When that poor chimney draft does its best to drive you daft
Published 16/11/2010 | 05:00
One of life's greatest irritations must be a smoking chimney, especially one that begins to draw nicely when the fire is first lit and then, just when you turn your back, fills the room with acrid smoke. Or one that keeps a merry blaze in the hearth except when the wind is blowing from the north or east.
Twenty-first-century builders and architects seem to have forgotten the importance of designing a flue that provides a good 'draw'. Without it you are in deep trouble, but usually you only find out after the house is built. At that stage, all the swear words and expletives we might murmur about builders are of little use. It's a bit of a mystery, though, for, despite being told that it is all to do with the size of the flue, I have seen huge chimneys you could fit a small boy down that still smoke.
In past centuries, when a new house was being built on Achill Island, apparently there was always one craftsman whose job was to ensure that the chimney would draw properly. It was, of course, of vital importance, given that all the cooking and warmth for the home depended on a good fire.
The trick was to take stock of the relationship between the chimney and the roof, the nearby houses, the prevailing wind and the contours of the surrounding landscape. This is why so many of the old cottages on the island had different styles of chimney and which, in time, came to be widely admired by painters and lovers of the picturesque.
Back in the 18th Century, fireplace design was in its infancy but things changed when the famous Count Rumford began to tackle the problems of drafts and smoking fires. He was an amazing character who started life as plain Benjamin Thomson in Massachusetts, USA.
He then got into a spot of political trouble and was forced to move to England, where he published a paper on how to make a chimney that actually worked as intended.
King George III must have been fed up with smoky rooms, for he was so impressed that he knighted Benjamin, who then moved to Bavaria where he served as a minister of war.
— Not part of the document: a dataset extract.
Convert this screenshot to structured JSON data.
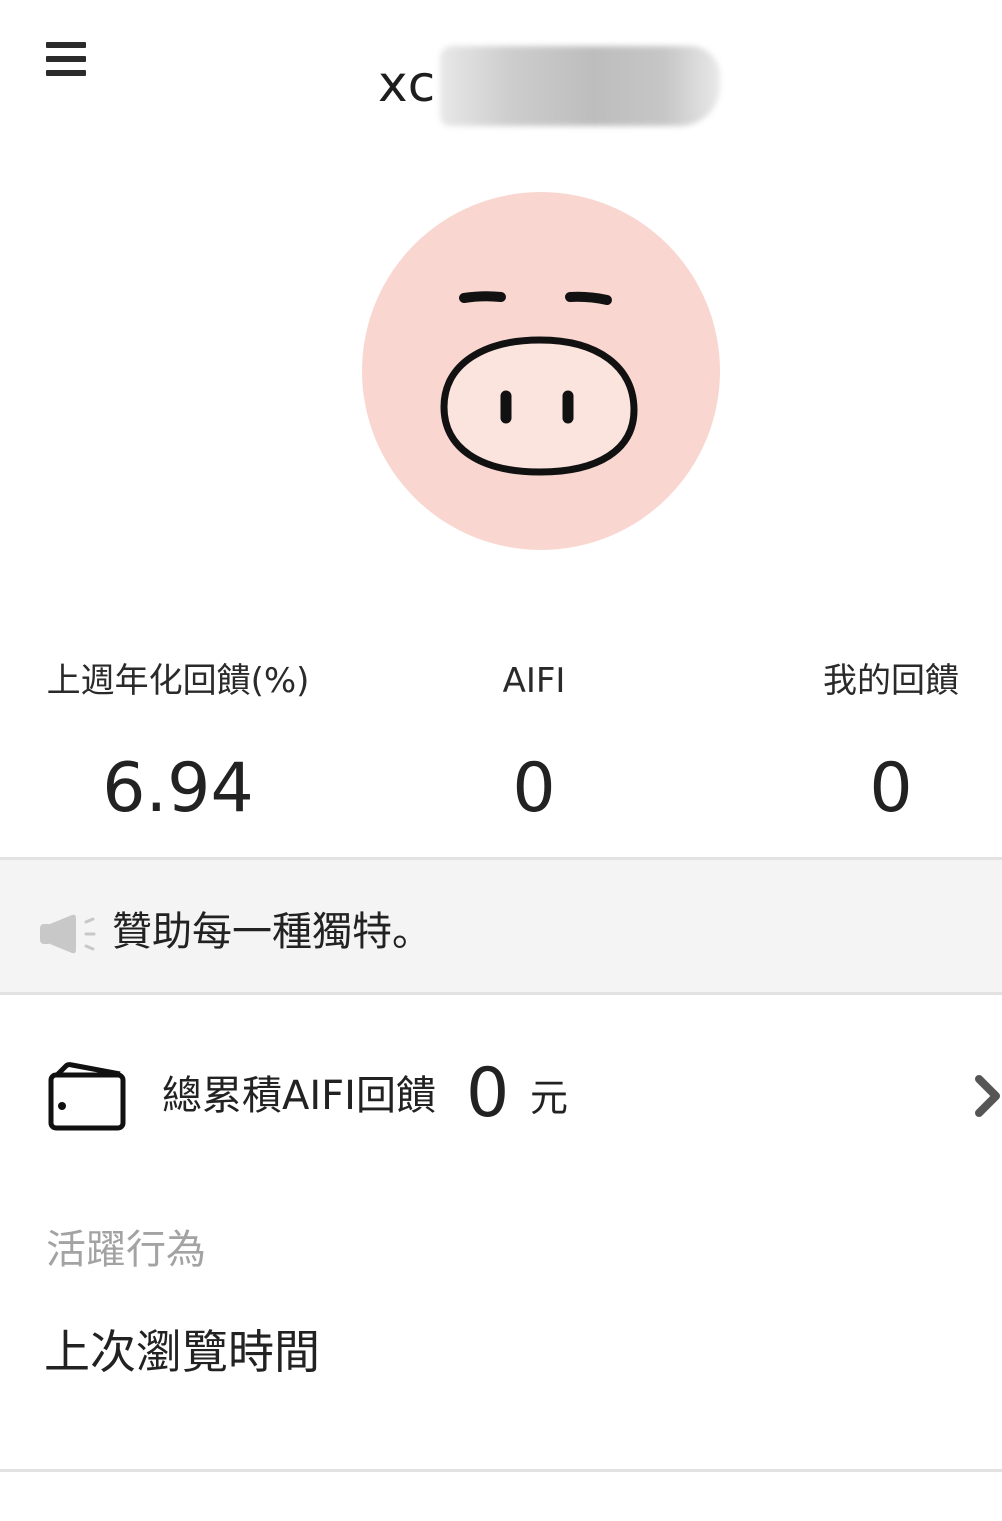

There, he was awarded the title of 'Count' for his services to the Holy Roman Empire.